Element data from apps and pages:
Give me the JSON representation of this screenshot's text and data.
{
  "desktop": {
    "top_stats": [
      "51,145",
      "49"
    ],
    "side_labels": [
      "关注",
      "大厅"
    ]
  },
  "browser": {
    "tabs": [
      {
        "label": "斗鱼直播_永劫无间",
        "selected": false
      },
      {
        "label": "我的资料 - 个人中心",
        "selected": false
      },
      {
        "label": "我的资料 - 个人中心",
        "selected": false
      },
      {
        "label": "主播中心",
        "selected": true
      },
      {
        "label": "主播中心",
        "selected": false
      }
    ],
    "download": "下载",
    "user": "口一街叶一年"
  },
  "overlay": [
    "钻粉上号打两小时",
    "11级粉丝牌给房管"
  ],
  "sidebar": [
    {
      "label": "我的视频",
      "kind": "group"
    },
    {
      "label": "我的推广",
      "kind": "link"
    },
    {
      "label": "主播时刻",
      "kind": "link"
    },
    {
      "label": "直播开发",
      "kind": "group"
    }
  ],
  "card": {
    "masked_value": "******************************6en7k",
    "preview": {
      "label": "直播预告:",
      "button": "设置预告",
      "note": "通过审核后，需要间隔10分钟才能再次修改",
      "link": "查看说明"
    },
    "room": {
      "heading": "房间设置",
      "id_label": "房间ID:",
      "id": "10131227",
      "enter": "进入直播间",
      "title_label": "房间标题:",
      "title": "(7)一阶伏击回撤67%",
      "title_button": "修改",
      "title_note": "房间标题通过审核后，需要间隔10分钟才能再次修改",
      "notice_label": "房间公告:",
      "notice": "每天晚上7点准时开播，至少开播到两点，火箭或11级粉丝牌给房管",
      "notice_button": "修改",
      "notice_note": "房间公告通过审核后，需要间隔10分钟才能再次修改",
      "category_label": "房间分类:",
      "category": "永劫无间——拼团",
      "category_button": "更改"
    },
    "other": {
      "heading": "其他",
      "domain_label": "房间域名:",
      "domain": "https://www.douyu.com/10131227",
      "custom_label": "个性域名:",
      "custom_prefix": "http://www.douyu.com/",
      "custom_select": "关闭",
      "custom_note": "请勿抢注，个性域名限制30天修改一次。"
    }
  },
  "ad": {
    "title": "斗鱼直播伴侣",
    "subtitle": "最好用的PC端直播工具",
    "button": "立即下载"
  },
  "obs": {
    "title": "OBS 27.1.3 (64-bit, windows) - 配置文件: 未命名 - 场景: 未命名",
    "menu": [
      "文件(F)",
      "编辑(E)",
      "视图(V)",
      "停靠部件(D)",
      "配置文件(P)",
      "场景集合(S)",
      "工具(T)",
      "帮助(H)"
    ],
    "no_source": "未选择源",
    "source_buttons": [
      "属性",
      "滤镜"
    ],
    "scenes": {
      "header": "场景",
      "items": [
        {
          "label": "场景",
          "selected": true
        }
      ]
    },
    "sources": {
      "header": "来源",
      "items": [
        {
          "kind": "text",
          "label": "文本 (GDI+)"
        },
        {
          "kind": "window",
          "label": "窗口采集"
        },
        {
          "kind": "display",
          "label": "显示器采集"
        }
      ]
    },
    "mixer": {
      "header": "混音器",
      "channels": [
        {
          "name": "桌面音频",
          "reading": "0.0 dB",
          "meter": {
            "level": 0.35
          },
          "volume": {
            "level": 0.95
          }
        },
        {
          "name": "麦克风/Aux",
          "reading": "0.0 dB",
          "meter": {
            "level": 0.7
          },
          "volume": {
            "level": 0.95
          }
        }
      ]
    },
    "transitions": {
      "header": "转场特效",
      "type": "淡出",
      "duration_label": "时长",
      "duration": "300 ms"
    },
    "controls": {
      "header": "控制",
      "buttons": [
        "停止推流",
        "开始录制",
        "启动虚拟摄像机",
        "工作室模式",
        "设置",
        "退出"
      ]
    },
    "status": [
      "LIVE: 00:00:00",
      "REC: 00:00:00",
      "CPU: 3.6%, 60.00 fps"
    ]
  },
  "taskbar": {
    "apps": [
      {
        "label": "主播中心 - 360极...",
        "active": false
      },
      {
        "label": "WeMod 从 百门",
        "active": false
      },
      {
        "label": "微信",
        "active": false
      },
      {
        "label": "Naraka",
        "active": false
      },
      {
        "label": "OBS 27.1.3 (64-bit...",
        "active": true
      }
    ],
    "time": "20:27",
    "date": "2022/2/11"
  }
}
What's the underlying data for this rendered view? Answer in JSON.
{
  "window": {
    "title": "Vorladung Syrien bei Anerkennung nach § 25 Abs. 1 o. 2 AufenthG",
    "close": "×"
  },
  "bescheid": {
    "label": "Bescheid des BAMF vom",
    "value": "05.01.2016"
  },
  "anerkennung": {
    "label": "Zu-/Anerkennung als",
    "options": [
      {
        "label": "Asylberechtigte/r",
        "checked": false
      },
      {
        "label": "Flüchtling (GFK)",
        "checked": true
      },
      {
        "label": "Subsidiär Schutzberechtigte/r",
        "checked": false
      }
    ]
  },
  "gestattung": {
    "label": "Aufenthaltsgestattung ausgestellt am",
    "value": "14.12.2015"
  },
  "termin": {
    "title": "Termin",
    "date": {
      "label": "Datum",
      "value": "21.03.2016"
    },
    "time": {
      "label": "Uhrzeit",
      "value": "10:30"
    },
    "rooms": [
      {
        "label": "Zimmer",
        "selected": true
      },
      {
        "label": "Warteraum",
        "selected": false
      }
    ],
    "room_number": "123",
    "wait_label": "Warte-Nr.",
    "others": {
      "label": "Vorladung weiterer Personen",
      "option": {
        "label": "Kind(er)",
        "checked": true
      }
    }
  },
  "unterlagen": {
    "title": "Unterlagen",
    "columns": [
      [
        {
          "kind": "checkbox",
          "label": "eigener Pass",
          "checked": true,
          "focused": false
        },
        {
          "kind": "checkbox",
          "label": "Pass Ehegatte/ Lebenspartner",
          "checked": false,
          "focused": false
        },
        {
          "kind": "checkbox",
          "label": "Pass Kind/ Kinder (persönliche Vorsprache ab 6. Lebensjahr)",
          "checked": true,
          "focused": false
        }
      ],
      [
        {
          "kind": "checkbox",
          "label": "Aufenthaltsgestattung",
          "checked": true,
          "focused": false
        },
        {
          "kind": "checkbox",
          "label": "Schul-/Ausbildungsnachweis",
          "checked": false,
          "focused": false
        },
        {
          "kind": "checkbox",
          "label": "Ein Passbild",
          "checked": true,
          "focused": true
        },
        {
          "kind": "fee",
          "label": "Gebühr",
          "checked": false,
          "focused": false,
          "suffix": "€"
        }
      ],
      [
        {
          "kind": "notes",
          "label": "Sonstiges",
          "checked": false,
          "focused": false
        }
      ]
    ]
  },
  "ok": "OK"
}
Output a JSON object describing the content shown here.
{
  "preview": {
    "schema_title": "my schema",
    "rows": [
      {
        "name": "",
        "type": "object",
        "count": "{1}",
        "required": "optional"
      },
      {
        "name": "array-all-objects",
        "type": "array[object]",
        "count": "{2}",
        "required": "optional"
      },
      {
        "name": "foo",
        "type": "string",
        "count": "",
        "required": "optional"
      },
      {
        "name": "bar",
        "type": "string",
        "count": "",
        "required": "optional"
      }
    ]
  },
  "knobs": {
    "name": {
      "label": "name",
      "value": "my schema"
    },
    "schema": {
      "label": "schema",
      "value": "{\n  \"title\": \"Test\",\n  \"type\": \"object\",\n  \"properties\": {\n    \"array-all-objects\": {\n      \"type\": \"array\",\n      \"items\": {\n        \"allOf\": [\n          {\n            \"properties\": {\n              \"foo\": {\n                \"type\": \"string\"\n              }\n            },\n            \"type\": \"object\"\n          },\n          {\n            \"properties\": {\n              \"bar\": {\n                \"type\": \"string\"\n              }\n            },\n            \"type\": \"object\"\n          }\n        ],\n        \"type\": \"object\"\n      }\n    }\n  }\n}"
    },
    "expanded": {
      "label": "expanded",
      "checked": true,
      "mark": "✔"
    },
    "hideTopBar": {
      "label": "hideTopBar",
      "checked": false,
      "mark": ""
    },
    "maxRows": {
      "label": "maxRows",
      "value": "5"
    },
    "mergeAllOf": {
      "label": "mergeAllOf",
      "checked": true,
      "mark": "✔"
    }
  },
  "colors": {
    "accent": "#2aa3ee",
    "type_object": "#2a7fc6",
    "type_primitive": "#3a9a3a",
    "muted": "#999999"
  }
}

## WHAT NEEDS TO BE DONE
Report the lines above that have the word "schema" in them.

## EXPECTED OUTPUT
    "schema_title": "my schema",
      "value": "my schema"
    "schema": {
      "label": "schema",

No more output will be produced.